A few other images flash through my mind. A flashlight bobbing in the water at night, marking the spot my now swimming friend had slid into the water cleaning the night’s dinner plates.  The smack of a canoe hitting a tree in the forest as another portaging paddler, canoe on his shoulders and pack on his back walked with determination,  blissfully unaware he had left the trail and marched into the woods. The laughter as florescent-colored ponchos lashed to paddles propelled us across the lake.

Kayak at Outdoor ShowAnd the rapids. Walking alongside, planning a route. The excitement, the spray and the elation of making it to the other side. Oh, and hanging from a rock in the middle of the Spanish River, holding a pack too heavy to lift out of the water waiting to be rescued by my companions, the current too swift to paddle against.

Then life got in the way and except for a vacation or visit to a friend’s cottage, I canoed very little. My wife enrolled us in a 2-day kayaking course and that was it – I was back and loved kayaks.

My challenge is photography. We are planning several overnight kayak backcountry paddling trips this summer and I have been looking at various camera alternatives. At the moment, I’m leaning towards a GoPro to create video and time-lapse photography and since it is waterproof and small, would suit me. I’m looking for a good still-shot alternative even though the GoPro does still photos, too.

Long weekends are too short
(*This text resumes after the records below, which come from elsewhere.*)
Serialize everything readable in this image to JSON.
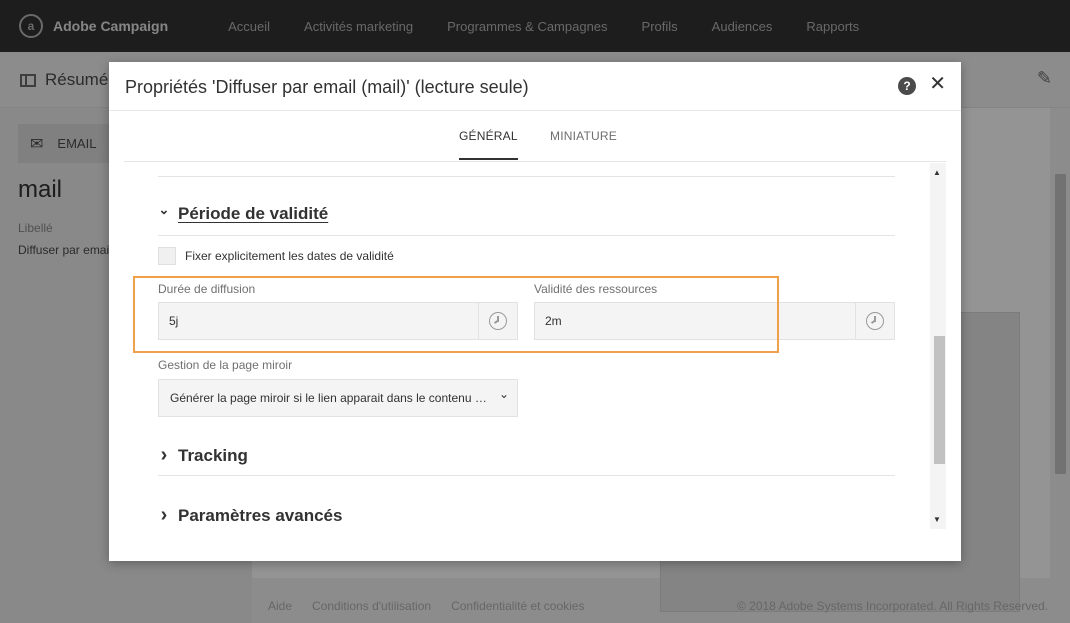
{
  "app": {
    "name": "Adobe Campaign",
    "logo_glyph": "a",
    "nav": [
      "Accueil",
      "Activités marketing",
      "Programmes & Campagnes",
      "Profils",
      "Audiences",
      "Rapports"
    ]
  },
  "background": {
    "header_title": "Résumé",
    "email_label": "EMAIL",
    "delivery_name": "mail",
    "libelle_label": "Libellé",
    "libelle_value": "Diffuser par email",
    "footer": {
      "aide": "Aide",
      "conditions": "Conditions d'utilisation",
      "confidentialite": "Confidentialité et cookies",
      "copyright": "© 2018 Adobe Systems Incorporated. All Rights Reserved."
    }
  },
  "modal": {
    "title": "Propriétés 'Diffuser par email (mail)' (lecture seule)",
    "help_glyph": "?",
    "close_glyph": "✕",
    "tabs": [
      {
        "label": "GÉNÉRAL",
        "active": true
      },
      {
        "label": "MINIATURE",
        "active": false
      }
    ],
    "sections": {
      "validity": {
        "title": "Période de validité",
        "expanded": true,
        "checkbox_label": "Fixer explicitement les dates de validité",
        "checkbox_checked": false,
        "duree_label": "Durée de diffusion",
        "duree_value": "5j",
        "validite_label": "Validité des ressources",
        "validite_value": "2m",
        "mirror_label": "Gestion de la page miroir",
        "mirror_value": "Générer la page miroir si le lien apparait dans le contenu du message"
      },
      "tracking": {
        "title": "Tracking",
        "expanded": false
      },
      "advanced": {
        "title": "Paramètres avancés",
        "expanded": false
      }
    },
    "highlight_color": "#f0a04b"
  },
  "icons": {
    "clock": "clock-icon",
    "chevron_down": "⌄",
    "chevron_right": "›",
    "scroll_up": "▲",
    "scroll_down": "▼",
    "envelope": "✉",
    "pencil": "✎"
  }
}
It’s a tradition now. Each year my wife and I head up to our friend’s cottage on the Canada Day long weekend, three and a half hours away from the noise and daily routine of Toronto to a small lake shared by two cottages. My friend Heather, the owner of what she calls Kamp Krusty, has pretty much left the land to take care of itself, but does boast a house boat perched on a hill playing the role of guest house.

Early in the morning, and I mean at 5:30am, the lake is still. Each morning there was a mist over the lake, practically a fog on our last day there. I would quietly make my way to the water and set up my tripod, taking photographs and then heading back to bed. One edge of the lake is covered with reeds with several openings and channels. My intention was to take the kayak and venture into these secluded areas to take photographs from a different angle. For a couple of days, the bugs, particularly the deer flies, kept me at bay, but by the third day, covered in “Off,” I pushed the kayak into the water and retrieved my camera from the dock and headed off for an early morning adventure.

There is something special about being alone on the lake early in the morning in the still water. Taking photographs from a kayak takes a little patience and care. First you get into position and then wait for the water to go still again. By then you have drifted out of position, so you learn to drift into the target location while the water calms down. This kayak was all open allowing me to rest the camera, securely around my neck, on my leg. Traditional kayaks offer a little more protection, but with the still water, there was little concern beyond swatting a fly too enthusiastically.

I used my 24 – 120mm zoom – I have no intention of trying to change lenses while adrift. I can hear the kerplunk even as a write and it makes me shudder. The lighting was good and allowed me to use an aperture for some decent depth of field. I’ve been out later in the day and the dynamic range overwhelms the camera  fairly quickly, so being early not only brings nice lighting, but is more manageable.

While I come back lumpy from bites, often a little too red from the sun, hauling a huge bag of empty beer and wine bottles, I always come back more refreshed and relaxed. And yes, with a picture or two.